I recently visited Rome and came away profoundly disturbed by the stark contrast between the outward appearance of civilisation in the form exquisite art and impressive architecture, and the backdrop, or rather the foundation of murder, slavery, greed and savagery on which that ‘civilisation’ was built. Frankly, it not only surprised me, it disgusted me. One example, was on my visit to the Colosseum. Amongst other things, in its early days, the Colosseum had been used for re-enactments of sea battles, and was filled with water to enable this to happen. The tour guide explained to us that the arena came later, and was constructed over a network of tunnels, rooms and machinery that allowed different people, animals and scenery to be hoisted through the floor for the games. The word ‘arena’ is derived from the Latin word ‘harena’ – a type of fine sand. Why? The reason for this change, according to our archaeologist guide, was that the sand was the perfect solution to absorb all the blood. Nice.

What’s my point? Basically that Romans were serious experts at death. Crucifixion was an effective method among many they had of getting the job done. Without someone to make a case for Jesus’ reprieve, he would have died, I’m sure of it.

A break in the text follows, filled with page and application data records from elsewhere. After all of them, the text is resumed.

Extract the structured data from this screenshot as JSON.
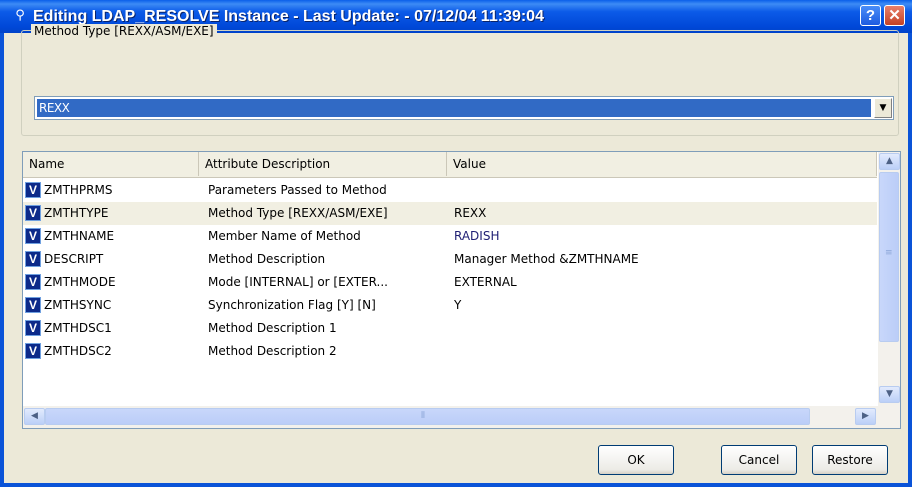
{
  "window": {
    "title": "Editing LDAP_RESOLVE Instance - Last Update: - 07/12/04 11:39:04",
    "help_label": "?",
    "close_label": "✕"
  },
  "method_group": {
    "label": "Method Type [REXX/ASM/EXE]",
    "selected_value": "REXX",
    "dropdown_glyph": "▼"
  },
  "table": {
    "columns": [
      "Name",
      "Attribute Description",
      "Value"
    ],
    "rows": [
      {
        "icon": "V",
        "name": "ZMTHPRMS",
        "desc": "Parameters Passed to Method",
        "value": ""
      },
      {
        "icon": "V",
        "name": "ZMTHTYPE",
        "desc": "Method Type [REXX/ASM/EXE]",
        "value": "REXX"
      },
      {
        "icon": "V",
        "name": "ZMTHNAME",
        "desc": "Member Name of Method",
        "value": "RADISH"
      },
      {
        "icon": "V",
        "name": "DESCRIPT",
        "desc": "Method Description",
        "value": "Manager Method &ZMTHNAME"
      },
      {
        "icon": "V",
        "name": "ZMTHMODE",
        "desc": "Mode [INTERNAL] or [EXTER...",
        "value": "EXTERNAL"
      },
      {
        "icon": "V",
        "name": "ZMTHSYNC",
        "desc": "Synchronization Flag [Y] [N]",
        "value": "Y"
      },
      {
        "icon": "V",
        "name": "ZMTHDSC1",
        "desc": "Method Description 1",
        "value": ""
      },
      {
        "icon": "V",
        "name": "ZMTHDSC2",
        "desc": "Method Description 2",
        "value": ""
      }
    ]
  },
  "scrollbars": {
    "up": "▲",
    "down": "▼",
    "left": "◀",
    "right": "▶",
    "grip_v": "≡",
    "grip_h": "⦀"
  },
  "buttons": {
    "ok": "OK",
    "cancel": "Cancel",
    "restore": "Restore"
  },
  "colors": {
    "titlebar": "#0A53D8",
    "selection": "#316AC5",
    "close_button": "#C44125"
  }
}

The bible gives extra details about what Jesus endured before he even got to be crucified, which is examined here – OK so it’s a Christian website, so there a lot of references to the ‘meaning’ of Jesus death, but if you’re a sceptic and want to strip that out, go ahead, I’m linking to it because I reckon it adds weight to the case that crucifixion was an effective method of killing (not terribly efficient, it has to be said, but I gather the torture of it was part of the punishment) – its gives the views of physiologists about what would’ve been going on with someone’s body during crucifixion, and how they would have died. The practises of the torture meted out to Jesus, as described in the bible, are backed up by historical records about how Romans treated criminals, and I’ve found a good summary here.

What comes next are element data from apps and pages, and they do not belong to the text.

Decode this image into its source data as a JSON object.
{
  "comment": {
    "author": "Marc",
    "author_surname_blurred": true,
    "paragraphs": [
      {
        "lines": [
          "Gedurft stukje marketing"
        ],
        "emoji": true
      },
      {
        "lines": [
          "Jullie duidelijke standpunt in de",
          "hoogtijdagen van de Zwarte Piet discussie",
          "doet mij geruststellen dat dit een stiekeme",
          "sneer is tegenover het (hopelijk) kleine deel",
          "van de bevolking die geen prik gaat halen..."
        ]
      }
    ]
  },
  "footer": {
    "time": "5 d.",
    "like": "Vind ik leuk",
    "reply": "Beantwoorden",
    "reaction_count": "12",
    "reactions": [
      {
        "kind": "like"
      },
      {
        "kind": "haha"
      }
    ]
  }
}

So, I think I’m done on this post for now. Did Jesus die? Of course. Did he die by crucifixion? I’m convinced that weight of evidence suggests that he did.

What’s next? Was he buried? …….(coming soon!)